== Segment start ==

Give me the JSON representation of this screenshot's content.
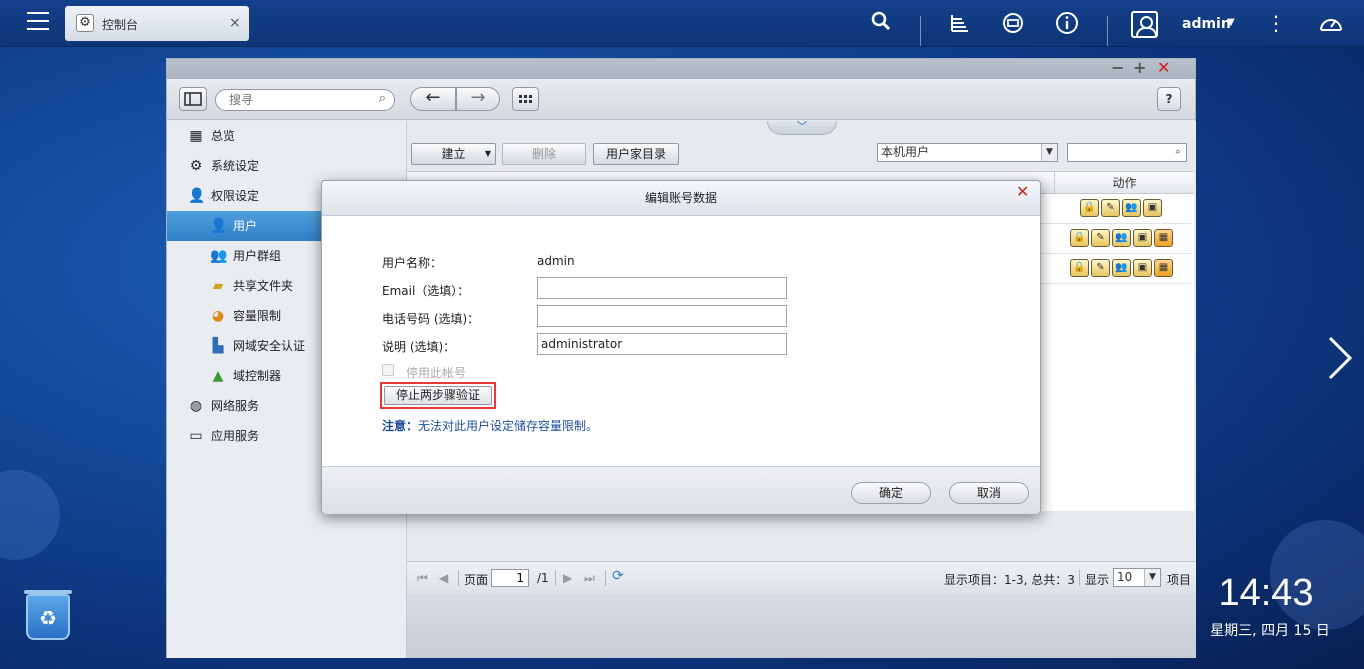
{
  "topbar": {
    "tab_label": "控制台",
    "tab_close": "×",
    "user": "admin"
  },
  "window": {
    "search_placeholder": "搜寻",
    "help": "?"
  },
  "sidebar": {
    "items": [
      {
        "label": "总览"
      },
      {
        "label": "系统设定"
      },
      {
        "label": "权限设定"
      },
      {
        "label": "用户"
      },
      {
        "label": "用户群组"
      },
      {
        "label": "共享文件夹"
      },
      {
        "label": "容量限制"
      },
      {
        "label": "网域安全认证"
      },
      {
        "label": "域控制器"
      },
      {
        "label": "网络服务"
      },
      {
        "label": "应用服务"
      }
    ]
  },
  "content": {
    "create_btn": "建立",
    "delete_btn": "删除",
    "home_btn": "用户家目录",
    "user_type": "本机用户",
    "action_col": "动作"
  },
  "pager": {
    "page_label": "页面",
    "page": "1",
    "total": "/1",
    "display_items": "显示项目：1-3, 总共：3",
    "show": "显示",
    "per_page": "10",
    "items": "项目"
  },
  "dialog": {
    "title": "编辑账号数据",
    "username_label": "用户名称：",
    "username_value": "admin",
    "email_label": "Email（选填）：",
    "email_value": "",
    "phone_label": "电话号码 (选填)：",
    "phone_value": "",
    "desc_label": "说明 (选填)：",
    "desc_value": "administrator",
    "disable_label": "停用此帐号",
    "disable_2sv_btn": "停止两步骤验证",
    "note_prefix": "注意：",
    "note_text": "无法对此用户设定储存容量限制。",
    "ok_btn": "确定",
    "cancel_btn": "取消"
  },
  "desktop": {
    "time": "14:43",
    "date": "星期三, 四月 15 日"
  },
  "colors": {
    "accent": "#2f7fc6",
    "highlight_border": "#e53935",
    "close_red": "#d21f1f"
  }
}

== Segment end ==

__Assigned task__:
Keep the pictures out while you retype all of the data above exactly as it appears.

__Solution to this exercise__:
Give me the JSON representation of this screenshot's content.
{
  "topbar": {
    "tab_label": "控制台",
    "tab_close": "×",
    "user": "admin"
  },
  "window": {
    "search_placeholder": "搜寻",
    "help": "?"
  },
  "sidebar": {
    "items": [
      {
        "label": "总览"
      },
      {
        "label": "系统设定"
      },
      {
        "label": "权限设定"
      },
      {
        "label": "用户"
      },
      {
        "label": "用户群组"
      },
      {
        "label": "共享文件夹"
      },
      {
        "label": "容量限制"
      },
      {
        "label": "网域安全认证"
      },
      {
        "label": "域控制器"
      },
      {
        "label": "网络服务"
      },
      {
        "label": "应用服务"
      }
    ]
  },
  "content": {
    "create_btn": "建立",
    "delete_btn": "删除",
    "home_btn": "用户家目录",
    "user_type": "本机用户",
    "action_col": "动作"
  },
  "pager": {
    "page_label": "页面",
    "page": "1",
    "total": "/1",
    "display_items": "显示项目：1-3, 总共：3",
    "show": "显示",
    "per_page": "10",
    "items": "项目"
  },
  "dialog": {
    "title": "编辑账号数据",
    "username_label": "用户名称：",
    "username_value": "admin",
    "email_label": "Email（选填）：",
    "email_value": "",
    "phone_label": "电话号码 (选填)：",
    "phone_value": "",
    "desc_label": "说明 (选填)：",
    "desc_value": "administrator",
    "disable_label": "停用此帐号",
    "disable_2sv_btn": "停止两步骤验证",
    "note_prefix": "注意：",
    "note_text": "无法对此用户设定储存容量限制。",
    "ok_btn": "确定",
    "cancel_btn": "取消"
  },
  "desktop": {
    "time": "14:43",
    "date": "星期三, 四月 15 日"
  },
  "colors": {
    "accent": "#2f7fc6",
    "highlight_border": "#e53935",
    "close_red": "#d21f1f"
  }
}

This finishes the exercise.